Doctors treated two plaintiffs for severe psychological problems, ultimately employing defendant’s Thymatron System IV to perform electroconvulsive therapy. Plaintiffs claimed that, as a result, they suffered brain trauma, memory loss and other brain-related injuries. They filed product liability claims based, in the main, on the manufacturer’s alleged failure to report adverse events. The decision in Riera addressed summary judgment motions, ones filed by both the plaintiffs and the defendant. You don’t ordinarily see summary judgment motions by plaintiffs, and Riera is an example of why.

Plaintiffs sought only partial summary judgment, asking the court to rule that the manufacturer violated FDA regulations by not maintaining written procedures for evaluating adverse events and by not reporting them. Id. at *4-*7. The Court denied the motions. The court held that there was an issue of fact as to whether the manufacturer’s written procedures were insufficient under FDA regulations, particularly given that the FDA never sent a warning letter or started an enforcement action. Id. at *5. Separately, the court held that plaintiffs were not entitled to a judgment that the manufacturer failed to report adverse events. In one instance, the alleged adverse event was immaterial because it was unrelated to the injury suffered by plaintiffs.
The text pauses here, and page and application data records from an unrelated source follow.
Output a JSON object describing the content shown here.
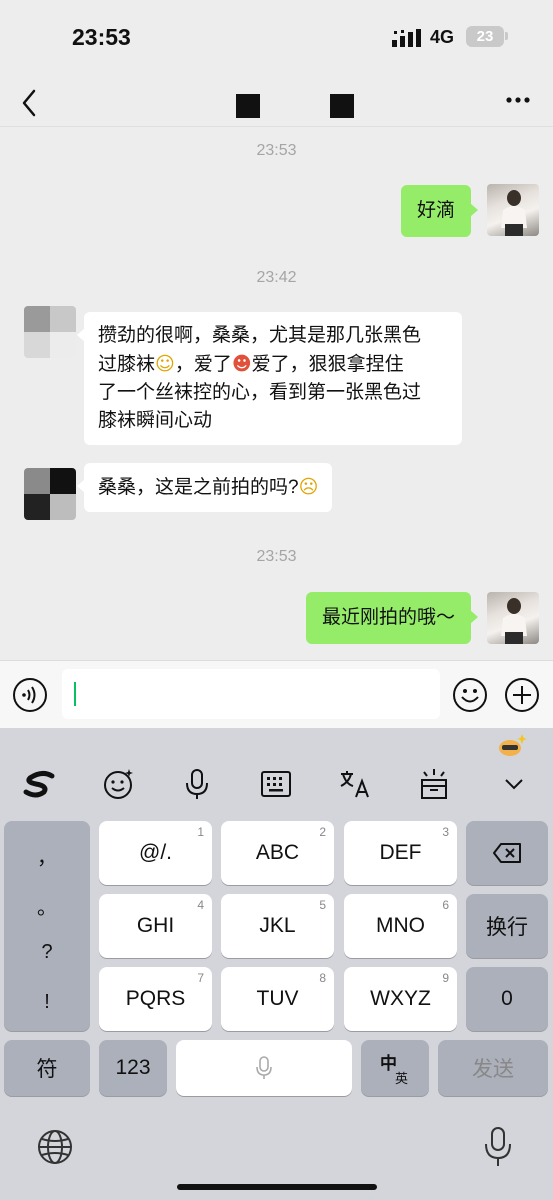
{
  "status_bar": {
    "time": "23:53",
    "network": "4G",
    "battery": "23"
  },
  "nav": {
    "back_label": "back",
    "more_label": "more"
  },
  "messages": [
    {
      "type": "timestamp",
      "text": "23:53"
    },
    {
      "type": "me",
      "text": "好滴"
    },
    {
      "type": "timestamp",
      "text": "23:42"
    },
    {
      "type": "other",
      "lines": [
        "攒劲的很啊，桑桑，尤其是那几张黑色",
        "过膝袜",
        "，爱了",
        "爱了，狠狠拿捏住",
        "了一个丝袜控的心，看到第一张黑色过",
        "膝袜瞬间心动"
      ]
    },
    {
      "type": "other",
      "text": "桑桑，这是之前拍的吗?"
    },
    {
      "type": "timestamp",
      "text": "23:53"
    },
    {
      "type": "me",
      "text": "最近刚拍的哦～"
    }
  ],
  "input": {
    "value": ""
  },
  "keyboard": {
    "punctuation": [
      "，",
      "。",
      "?",
      "!"
    ],
    "rows": [
      [
        {
          "label": "@/.",
          "num": "1"
        },
        {
          "label": "ABC",
          "num": "2"
        },
        {
          "label": "DEF",
          "num": "3"
        }
      ],
      [
        {
          "label": "GHI",
          "num": "4"
        },
        {
          "label": "JKL",
          "num": "5"
        },
        {
          "label": "MNO",
          "num": "6"
        }
      ],
      [
        {
          "label": "PQRS",
          "num": "7"
        },
        {
          "label": "TUV",
          "num": "8"
        },
        {
          "label": "WXYZ",
          "num": "9"
        }
      ]
    ],
    "newline": "换行",
    "zero": "0",
    "symbols": "符",
    "numbers": "123",
    "lang_main": "中",
    "lang_sub": "英",
    "send": "发送"
  },
  "colors": {
    "me_bubble": "#95ec69",
    "other_bubble": "#ffffff",
    "accent": "#07c160",
    "keyboard_bg": "#d3d5db"
  },
  "icons": [
    "back-icon",
    "more-icon",
    "voice-icon",
    "emoji-icon",
    "plus-icon",
    "sogou-logo-icon",
    "keyboard-emoji-icon",
    "mic-icon",
    "keyboard-layout-icon",
    "translate-icon",
    "clipboard-icon",
    "collapse-chevron-icon",
    "backspace-icon",
    "globe-icon",
    "dictation-icon"
  ]
}
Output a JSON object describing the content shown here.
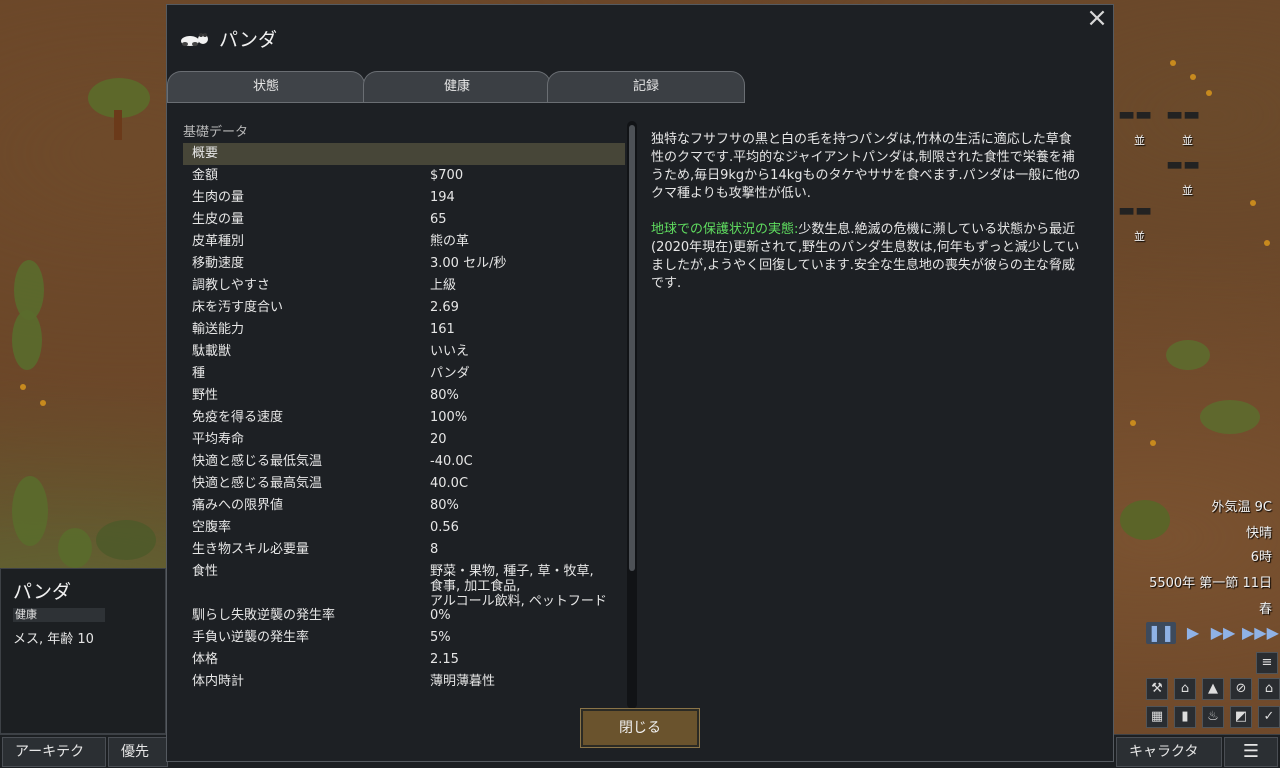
{
  "dialog": {
    "title": "パンダ",
    "icon": "panda-icon",
    "tabs": [
      "状態",
      "健康",
      "記録"
    ],
    "stats_header": "基礎データ",
    "stats": [
      {
        "label": "概要",
        "value": ""
      },
      {
        "label": "金額",
        "value": "$700"
      },
      {
        "label": "生肉の量",
        "value": "194"
      },
      {
        "label": "生皮の量",
        "value": "65"
      },
      {
        "label": "皮革種別",
        "value": "熊の革"
      },
      {
        "label": "移動速度",
        "value": "3.00 セル/秒"
      },
      {
        "label": "調教しやすさ",
        "value": "上級"
      },
      {
        "label": "床を汚す度合い",
        "value": "2.69"
      },
      {
        "label": "輸送能力",
        "value": "161"
      },
      {
        "label": "駄載獣",
        "value": "いいえ"
      },
      {
        "label": "種",
        "value": "パンダ"
      },
      {
        "label": "野性",
        "value": "80%"
      },
      {
        "label": "免疫を得る速度",
        "value": "100%"
      },
      {
        "label": "平均寿命",
        "value": "20"
      },
      {
        "label": "快適と感じる最低気温",
        "value": "-40.0C"
      },
      {
        "label": "快適と感じる最高気温",
        "value": "40.0C"
      },
      {
        "label": "痛みへの限界値",
        "value": "80%"
      },
      {
        "label": "空腹率",
        "value": "0.56"
      },
      {
        "label": "生き物スキル必要量",
        "value": "8"
      },
      {
        "label": "食性",
        "value": "野菜・果物, 種子, 草・牧草,\n食事, 加工食品,\nアルコール飲料, ペットフード"
      },
      {
        "label": "馴らし失敗逆襲の発生率",
        "value": "0%"
      },
      {
        "label": "手負い逆襲の発生率",
        "value": "5%"
      },
      {
        "label": "体格",
        "value": "2.15"
      },
      {
        "label": "体内時計",
        "value": "薄明薄暮性"
      }
    ],
    "description_1": "独特なフサフサの黒と白の毛を持つパンダは,竹林の生活に適応した草食性のクマです.平均的なジャイアントパンダは,制限された食性で栄養を補うため,毎日9kgから14kgものタケやササを食べます.パンダは一般に他のクマ種よりも攻撃性が低い.",
    "description_2_highlight": "地球での保護状況の実態:",
    "description_2_rest": "少数生息.絶滅の危機に瀕している状態から最近(2020年現在)更新されて,野生のパンダ生息数は,何年もずっと減少していましたが,ようやく回復しています.安全な生息地の喪失が彼らの主な脅威です.",
    "close_button": "閉じる",
    "close_icon": "×"
  },
  "pawn": {
    "name": "パンダ",
    "health": "健康",
    "desc": "メス, 年齢 10"
  },
  "bottom_bar": {
    "architect": "アーキテクト",
    "priority": "優先順",
    "character": "キャラクター",
    "menu_icon": "☰"
  },
  "hud": {
    "temperature": "外気温 9C",
    "weather": "快晴",
    "time": "6時",
    "date": "5500年 第一節 11日",
    "season": "春"
  },
  "map_weapons": [
    {
      "label": "並"
    },
    {
      "label": "並"
    },
    {
      "label": "並"
    },
    {
      "label": "並"
    }
  ],
  "colors": {
    "highlight_green": "#5fdc5f",
    "close_button": "#6a532d",
    "summary_row": "#474638"
  }
}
In other instances, there were fact issues as to whether the events constituted a reportable adverse event. Id. at *6.

Defendant had some success on its motions, but by no means ran the table. On plaintiffs’ negligence per se claims, defendant got a split decision. The court granted summary judgment against plaintiffs’ negligence per se claims for misbranding, rejecting plaintiffs’ theory that, if defendant had reported the alleged adverse events, the Thymatron would never have entered the stream of commerce and injured plaintiffs. Id. at *8. Nothing in the record suggested that the FDA would have recalled Thymatron if the events were reported. Id. In fact, the FDA already knew of those alleged adverse events and took no action. Id. (This same causation failure also doomed plaintiff’s strict liability misbranding claim. Id. at *10.) On the other hand, the court, denied defendant’s motion on plaintiffs’ negligence per se claim that asserted a failure to investigate and report adverse events. The court found an issue of fact on whether the adverse events, if reported, would have reached plaintiffs’ doctors, who would then have warned plaintiffs. Id. at *8.

Finally, the court denied defendant’s motion for summary judgment on plaintiffs’ (ordinary) negligence claim for failure to warn of potential brain damage and memory loss. There was an issue of fact as to whether the science supported a stronger warning. Id. at *9-*10. For this same reasons, the Court allowed plaintiffs’ two strict liability failure to warn claims to go forward. Id. at *10-11.

And so it was a mixed bag. Some claims get to go to trial, and some don’t. But it’s a bit of a wonder that any would. They each read exactly like efforts by private plaintiffs to enforce the FDCA and FDA regulations, the very thing that the FDCA explicitly prohibits.